What went right? factors associated with a dramatic decline in infant mortality in an urban population
Monday, November 4, 2013
: 5:30 p.m. - 5:50 p.m.
In 2011, the infant mortality rate (IMR) in Shelby County (Memphis), Tennessee dropped to the lowest levels in its history: 9.6 deaths per 1,000 live births. This represents a 30% decline from 13.8 /1,000 in 2006 in a county where 32% of children live in poverty. In the same time period, the teen birth rate declined 23%. In 2006, Tennessee's Governor and Shelby County's Mayor convened a community summit, followed by a large-scale community initiative. The state contributed $3.75 million to fund community-based initiatives focused on reducing infant mortality. This research aims to identify factors associated with the observed decline in IMR. Birth certificate files were linked to death certificate files for 2006-2010 birth cohorts. Descriptive analysis comparing the 2010 cohort to 2006 was used to identify potential factors. Statistical methods will be applied to assess factors driving the decline in IMR. Preliminary analysis shows that although there was not an appreciable decrease in preterm births or low birth weight (LBW) births, the survival rate improved. Among babies born preterm, there were 77.2 infant deaths /1,000 births in 2006, compared to 53.1 in 2010. Similarly, among babies born with LBW, the IMR fell from 93.5 to 62.7. The IMR for teen moms fell from 18.8 to 10.9. African Americans experienced the largest decline (34%) in IMR of any race. Further analysis determining the statistical significance of these and other factors (prenatal care, maternal education, zip code, BMI, plurality, etc) will be presented to assist programs in targeting interventions.
Conduct evaluation related to programs, research, and other areas of practice
Diversity and culture
Public health or related organizational policy, standards, or other guidelines
Identify factors contributing to the decline in infant mortality in an urban, underserved population
Keyword(s): Infant Mortality, Urban Women's Health Issues
Presenting author's disclosure statement:

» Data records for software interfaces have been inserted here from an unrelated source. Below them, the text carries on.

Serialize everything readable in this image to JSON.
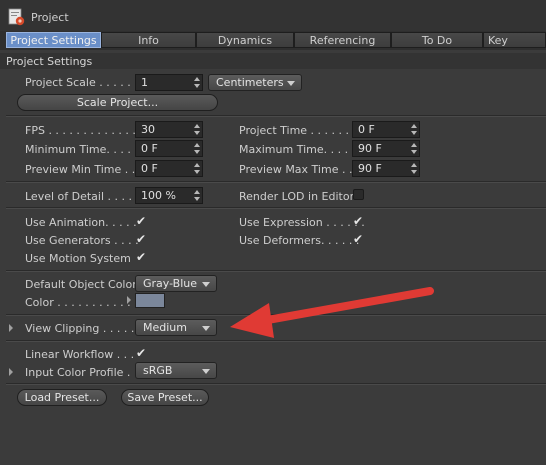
{
  "window": {
    "title": "Project"
  },
  "tabs": [
    {
      "label": "Project Settings"
    },
    {
      "label": "Info"
    },
    {
      "label": "Dynamics"
    },
    {
      "label": "Referencing"
    },
    {
      "label": "To Do"
    },
    {
      "label": "Key Interpo"
    }
  ],
  "section": {
    "title": "Project Settings"
  },
  "project_scale": {
    "label": "Project Scale . . . . . .",
    "value": "1",
    "unit": "Centimeters"
  },
  "scale_project_button": "Scale Project...",
  "fps": {
    "label": "FPS . . . . . . . . . . . . .",
    "value": "30"
  },
  "project_time": {
    "label": "Project Time . . . . . . . .",
    "value": "0 F"
  },
  "minimum_time": {
    "label": "Minimum Time. . . . . . .",
    "value": "0 F"
  },
  "maximum_time": {
    "label": "Maximum Time. . . . . . .",
    "value": "90 F"
  },
  "preview_min_time": {
    "label": "Preview Min Time . . .",
    "value": "0 F"
  },
  "preview_max_time": {
    "label": "Preview Max Time . . . .",
    "value": "90 F"
  },
  "level_of_detail": {
    "label": "Level of Detail . . . . .",
    "value": "100 %"
  },
  "render_lod": {
    "label": "Render LOD in Editor",
    "checked": false
  },
  "use_animation": {
    "label": "Use Animation. . . . .",
    "checked": true
  },
  "use_expression": {
    "label": "Use Expression . . . . . .",
    "checked": true
  },
  "use_generators": {
    "label": "Use Generators . . . .",
    "checked": true
  },
  "use_deformers": {
    "label": "Use Deformers. . . . . .",
    "checked": true
  },
  "use_motion_system": {
    "label": "Use Motion System",
    "checked": true
  },
  "default_object_color": {
    "label": "Default Object Color",
    "value": "Gray-Blue"
  },
  "color": {
    "label": "Color . . . . . . . . . . .",
    "swatch": "#7b879b"
  },
  "view_clipping": {
    "label": "View Clipping . . . . . .",
    "value": "Medium"
  },
  "linear_workflow": {
    "label": "Linear Workflow . . .",
    "checked": true
  },
  "input_color_profile": {
    "label": "Input Color Profile . .",
    "value": "sRGB"
  },
  "load_preset_button": "Load Preset...",
  "save_preset_button": "Save Preset...",
  "check_glyph": "✔",
  "colors": {
    "accent_tab": "#6a8fc8",
    "annotation_arrow": "#e03a34"
  }
}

Qualified on the content I am responsible for because: I am a Senior Epidemiologist with five years of experience with the Shelby County Health Department. My primary area of responsibility in the Division of Epidemiology includes maternal and child health. I oversee other epidemiologists, providing guidance and technical support in the areas of HIV, environmental epidemiology, and infectious diseases.
Any relevant financial relationships? No
I agree to comply with the American Public Health Association Conflict of Interest and Commercial Support Guidelines,
and to disclose to the participants any off-label or experimental uses of a commercial product or service discussed
in my presentation.